----- Extracted information

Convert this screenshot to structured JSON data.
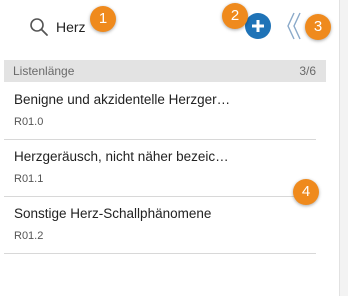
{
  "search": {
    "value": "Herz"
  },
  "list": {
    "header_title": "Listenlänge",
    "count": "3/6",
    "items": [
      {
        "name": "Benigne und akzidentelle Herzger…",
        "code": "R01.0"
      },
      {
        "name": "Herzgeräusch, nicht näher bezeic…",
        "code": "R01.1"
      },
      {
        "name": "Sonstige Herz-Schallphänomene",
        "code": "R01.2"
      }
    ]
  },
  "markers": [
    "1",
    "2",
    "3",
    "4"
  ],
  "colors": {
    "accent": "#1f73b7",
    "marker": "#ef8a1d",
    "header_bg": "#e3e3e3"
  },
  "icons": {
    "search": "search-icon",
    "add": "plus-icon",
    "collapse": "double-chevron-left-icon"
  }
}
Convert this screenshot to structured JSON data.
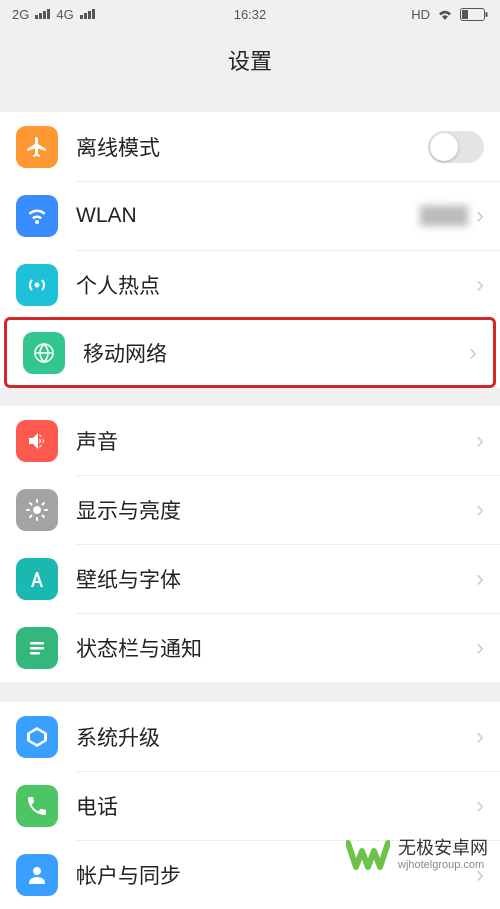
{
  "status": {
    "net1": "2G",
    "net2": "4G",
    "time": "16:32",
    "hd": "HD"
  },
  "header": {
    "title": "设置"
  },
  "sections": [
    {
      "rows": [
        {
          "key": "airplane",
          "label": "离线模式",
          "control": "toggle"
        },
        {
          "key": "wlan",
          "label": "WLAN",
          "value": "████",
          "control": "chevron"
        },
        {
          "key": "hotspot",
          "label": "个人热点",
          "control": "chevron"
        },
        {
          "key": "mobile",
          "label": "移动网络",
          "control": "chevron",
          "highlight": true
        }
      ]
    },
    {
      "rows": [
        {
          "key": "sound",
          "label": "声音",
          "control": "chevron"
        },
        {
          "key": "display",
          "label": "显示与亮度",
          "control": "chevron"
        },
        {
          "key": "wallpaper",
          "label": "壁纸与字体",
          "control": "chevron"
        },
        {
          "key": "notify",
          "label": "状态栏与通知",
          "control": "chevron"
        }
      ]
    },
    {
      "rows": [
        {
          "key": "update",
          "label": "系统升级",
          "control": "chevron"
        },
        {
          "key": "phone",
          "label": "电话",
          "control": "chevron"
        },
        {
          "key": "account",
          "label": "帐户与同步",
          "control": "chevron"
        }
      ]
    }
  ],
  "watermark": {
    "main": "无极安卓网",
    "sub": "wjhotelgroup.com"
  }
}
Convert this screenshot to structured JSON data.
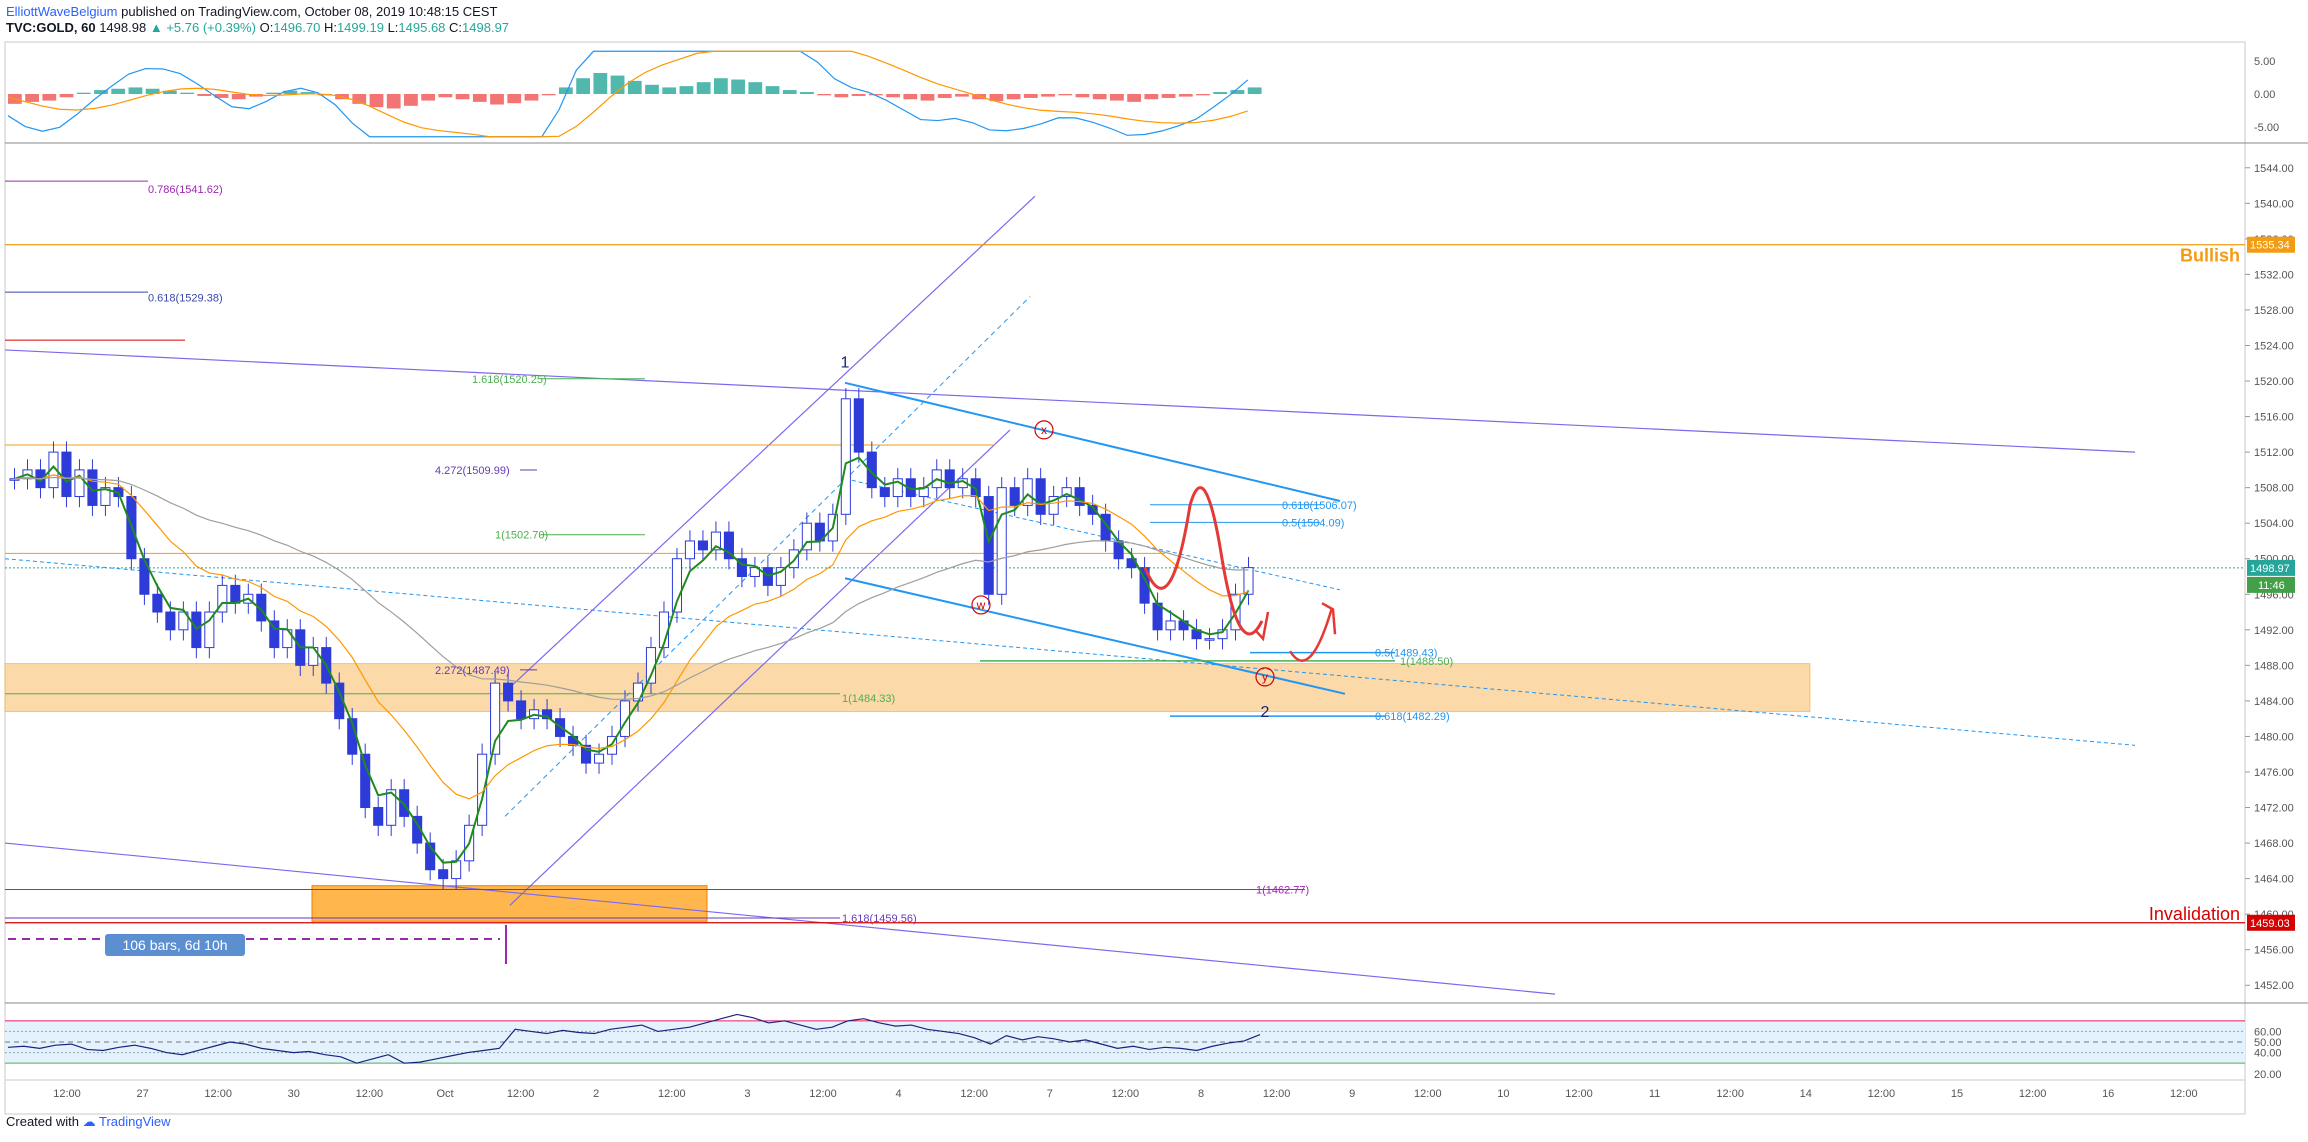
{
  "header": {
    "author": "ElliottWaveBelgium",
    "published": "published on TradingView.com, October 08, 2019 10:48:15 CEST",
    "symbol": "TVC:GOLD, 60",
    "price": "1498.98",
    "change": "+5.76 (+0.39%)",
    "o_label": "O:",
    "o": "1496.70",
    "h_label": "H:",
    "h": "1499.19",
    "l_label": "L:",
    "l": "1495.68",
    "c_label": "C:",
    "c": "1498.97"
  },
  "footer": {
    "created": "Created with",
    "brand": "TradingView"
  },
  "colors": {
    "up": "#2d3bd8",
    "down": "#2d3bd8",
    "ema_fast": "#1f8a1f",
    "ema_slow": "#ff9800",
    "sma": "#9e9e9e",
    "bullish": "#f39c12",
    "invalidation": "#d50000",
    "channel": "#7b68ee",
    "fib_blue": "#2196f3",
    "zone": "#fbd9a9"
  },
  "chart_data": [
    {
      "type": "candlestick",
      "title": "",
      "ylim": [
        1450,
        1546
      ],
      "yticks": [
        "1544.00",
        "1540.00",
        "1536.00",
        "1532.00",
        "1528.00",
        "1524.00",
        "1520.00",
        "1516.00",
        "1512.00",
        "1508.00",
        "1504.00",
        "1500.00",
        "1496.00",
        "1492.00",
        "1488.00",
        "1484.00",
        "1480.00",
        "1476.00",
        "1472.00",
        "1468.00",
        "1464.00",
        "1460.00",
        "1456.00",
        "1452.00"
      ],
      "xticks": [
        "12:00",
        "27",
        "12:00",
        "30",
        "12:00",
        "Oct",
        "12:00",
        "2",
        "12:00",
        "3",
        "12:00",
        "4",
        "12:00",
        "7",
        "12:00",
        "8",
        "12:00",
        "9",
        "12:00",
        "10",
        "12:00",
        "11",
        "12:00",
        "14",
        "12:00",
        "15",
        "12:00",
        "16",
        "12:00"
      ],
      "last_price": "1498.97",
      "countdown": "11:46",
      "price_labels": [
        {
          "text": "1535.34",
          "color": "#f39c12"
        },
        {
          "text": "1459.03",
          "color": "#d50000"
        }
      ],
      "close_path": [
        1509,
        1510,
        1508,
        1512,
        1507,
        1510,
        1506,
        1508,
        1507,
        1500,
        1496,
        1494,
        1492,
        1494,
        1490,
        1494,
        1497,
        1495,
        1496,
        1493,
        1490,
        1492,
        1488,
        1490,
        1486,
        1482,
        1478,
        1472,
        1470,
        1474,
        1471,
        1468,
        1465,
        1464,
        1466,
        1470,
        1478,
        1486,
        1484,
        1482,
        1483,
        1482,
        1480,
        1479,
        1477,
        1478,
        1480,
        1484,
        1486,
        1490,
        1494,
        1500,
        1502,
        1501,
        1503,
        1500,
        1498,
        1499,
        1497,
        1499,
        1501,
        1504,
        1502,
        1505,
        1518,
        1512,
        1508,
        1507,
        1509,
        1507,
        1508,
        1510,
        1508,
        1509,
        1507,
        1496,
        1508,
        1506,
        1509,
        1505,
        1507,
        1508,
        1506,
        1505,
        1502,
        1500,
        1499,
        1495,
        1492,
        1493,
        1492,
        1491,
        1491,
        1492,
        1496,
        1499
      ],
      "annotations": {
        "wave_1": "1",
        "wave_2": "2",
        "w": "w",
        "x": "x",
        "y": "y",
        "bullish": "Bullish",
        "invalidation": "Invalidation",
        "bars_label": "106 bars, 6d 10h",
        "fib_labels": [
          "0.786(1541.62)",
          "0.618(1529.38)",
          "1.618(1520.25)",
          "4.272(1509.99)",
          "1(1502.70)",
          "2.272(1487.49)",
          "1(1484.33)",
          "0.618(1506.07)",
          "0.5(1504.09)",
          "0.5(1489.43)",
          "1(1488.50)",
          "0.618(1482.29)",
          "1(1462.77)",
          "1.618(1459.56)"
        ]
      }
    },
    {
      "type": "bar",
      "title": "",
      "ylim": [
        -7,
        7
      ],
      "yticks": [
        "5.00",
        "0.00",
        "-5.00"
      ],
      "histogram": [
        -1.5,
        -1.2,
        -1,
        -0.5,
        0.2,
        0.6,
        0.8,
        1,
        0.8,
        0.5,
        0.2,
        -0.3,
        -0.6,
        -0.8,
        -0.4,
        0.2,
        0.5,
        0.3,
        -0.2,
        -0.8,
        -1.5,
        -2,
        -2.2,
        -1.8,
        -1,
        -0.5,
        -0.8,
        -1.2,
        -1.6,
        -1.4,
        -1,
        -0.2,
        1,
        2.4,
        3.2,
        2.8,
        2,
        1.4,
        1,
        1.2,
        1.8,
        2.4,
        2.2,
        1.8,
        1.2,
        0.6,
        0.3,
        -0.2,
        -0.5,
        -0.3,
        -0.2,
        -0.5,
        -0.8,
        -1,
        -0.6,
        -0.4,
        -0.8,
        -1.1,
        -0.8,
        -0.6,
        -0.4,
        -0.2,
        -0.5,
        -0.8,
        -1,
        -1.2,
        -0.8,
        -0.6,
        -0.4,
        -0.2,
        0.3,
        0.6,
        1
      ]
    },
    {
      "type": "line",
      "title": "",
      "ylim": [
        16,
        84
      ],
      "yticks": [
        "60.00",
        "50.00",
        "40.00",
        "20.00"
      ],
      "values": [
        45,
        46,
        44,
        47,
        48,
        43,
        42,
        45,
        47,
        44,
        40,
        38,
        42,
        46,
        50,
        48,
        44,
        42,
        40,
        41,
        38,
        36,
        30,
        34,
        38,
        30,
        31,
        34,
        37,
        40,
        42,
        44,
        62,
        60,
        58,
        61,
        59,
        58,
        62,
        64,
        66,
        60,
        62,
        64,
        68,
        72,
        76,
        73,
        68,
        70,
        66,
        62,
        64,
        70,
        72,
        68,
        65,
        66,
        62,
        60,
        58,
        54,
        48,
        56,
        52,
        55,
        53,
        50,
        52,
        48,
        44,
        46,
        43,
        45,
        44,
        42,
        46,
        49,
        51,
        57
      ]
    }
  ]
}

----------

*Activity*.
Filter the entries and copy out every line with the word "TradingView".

*Written response*.
    "published": "published on TradingView.com, October 08, 2019 10:48:15 CEST",
    "brand": "TradingView"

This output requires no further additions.